• _What you will do_:
In the listing below, find every line with the string "CAMPAIGNS" and pull it out.
★ ★ ★ ★ ★ ★ ★
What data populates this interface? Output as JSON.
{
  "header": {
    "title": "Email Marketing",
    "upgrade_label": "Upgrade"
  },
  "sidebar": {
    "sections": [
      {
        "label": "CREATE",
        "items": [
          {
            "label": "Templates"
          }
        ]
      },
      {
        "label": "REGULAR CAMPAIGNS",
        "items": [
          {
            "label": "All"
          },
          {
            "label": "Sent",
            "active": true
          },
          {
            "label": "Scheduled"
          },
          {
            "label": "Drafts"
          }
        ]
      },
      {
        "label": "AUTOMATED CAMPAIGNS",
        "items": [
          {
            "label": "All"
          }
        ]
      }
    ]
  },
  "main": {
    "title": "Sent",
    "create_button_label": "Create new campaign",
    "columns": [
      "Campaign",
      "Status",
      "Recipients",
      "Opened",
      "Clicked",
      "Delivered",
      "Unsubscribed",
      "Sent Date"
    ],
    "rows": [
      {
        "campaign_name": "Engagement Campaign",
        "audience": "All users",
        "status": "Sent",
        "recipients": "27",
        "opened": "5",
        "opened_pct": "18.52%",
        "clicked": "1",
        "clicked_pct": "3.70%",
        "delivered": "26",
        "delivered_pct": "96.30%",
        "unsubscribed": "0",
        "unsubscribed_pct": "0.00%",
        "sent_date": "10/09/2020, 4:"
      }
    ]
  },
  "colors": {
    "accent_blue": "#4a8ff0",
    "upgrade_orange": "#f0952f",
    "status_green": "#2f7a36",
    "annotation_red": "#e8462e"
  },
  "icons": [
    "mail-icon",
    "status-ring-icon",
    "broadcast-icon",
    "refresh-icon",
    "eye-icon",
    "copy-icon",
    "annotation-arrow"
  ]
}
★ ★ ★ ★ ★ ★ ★
• _Result for this task_:
        "label": "REGULAR CAMPAIGNS",
        "label": "AUTOMATED CAMPAIGNS",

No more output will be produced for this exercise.